I’d sent my kids away. I’d made myself childless on the day meant to celebrate my being their mother (setting aside the original intent of Mother’s Day, of course).
I didn’t realize until it was too late that I’d robbed myself of the dry toast and tepid tea in bed. I worried that I’d ruined my mother-in-law’s morning by inserting four raucous children. I thought I’d gained a morning of sleeping in after a fun night out with friends – which was my top priority when babysitting became a possible overnight – but my eyes popped open inexplicably at 6:30 and I was up.
My husband and I had time to uninterruptedly discuss irritating things we’d been avoiding and got agitated. I worked uninterruptedly in the kitchen for almost five hours prepping the brunch to which I’d invited both our mothers, the muscles in my legs that didn’t get enough sleep twitching at me to sit down.
Still, I thought to myself, look at all you’re accomplishing without the children in the house. This is taking a while without them here; imagine how much it would take with interruptions. It actually boggled my mind that what I’d thought was a modest menu was taking so long to prep. Another recent window into what realistic expectations actually are. But I was doing it. I wasn’t losing my mind.

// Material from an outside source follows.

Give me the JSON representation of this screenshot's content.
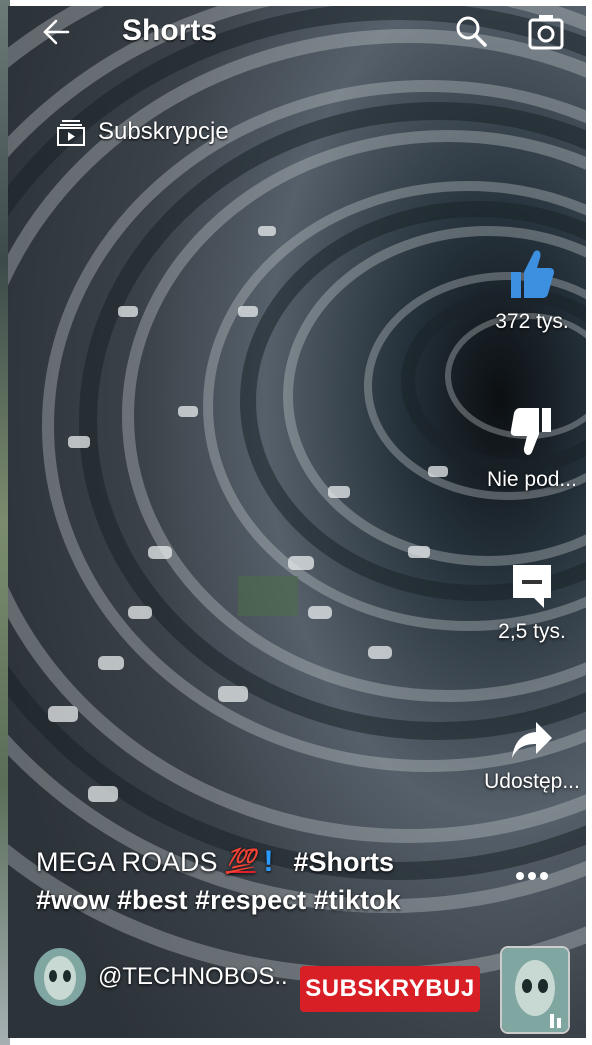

And then, as I entered the final stretch, my husband asked about the potatoes. The potatoes that needed to be scrubbed and chopped and roasted for a decent amount of time on which we were starting to run low.
As I cleaved into the dense sweet potatoes, feeling the solid thunk of the blade on the board below, the irony did not escape me. My quintessential metaphor for the struggle of motherhood, right there in front of me on Mother’s Day. Why the hell was I chopping potatoes on the day already fraught with unrealistic and unfulfilled expectations, sorrow and disappointment, fete tinged with personal feelings of failure? I just wanted a nice brunch for everyone and be done with it. Not think – of the magnitude of motherhood and its struggle.
I didn’t let my husband prep the potatoes like I should have – from either a need to control the size of the dice or to see things through whole since I’d prepped every other dish. But he’d taken over scrubbing the dishes for me – seeing firsthand what a PIA the caked-on pizza crust from two nights earlier was.
I didn’t go all out escapist as I cubed the potatoes as I may have one day. But I acknowledged that I was stressed by a full morning without kids. Which meant that I wasn’t just horrible at handling them and life; I needed to start expecting both less and more of myself.
The visceral memory of chopping potatoes may never go away, but this time it was a gentler reminder of checking my tension, setting (actually) realistic goals, asking for help; of actually voicing my needs and accepting the resultant offers of help.
We need to be as gentle with ourselves as we strive to be as mothers.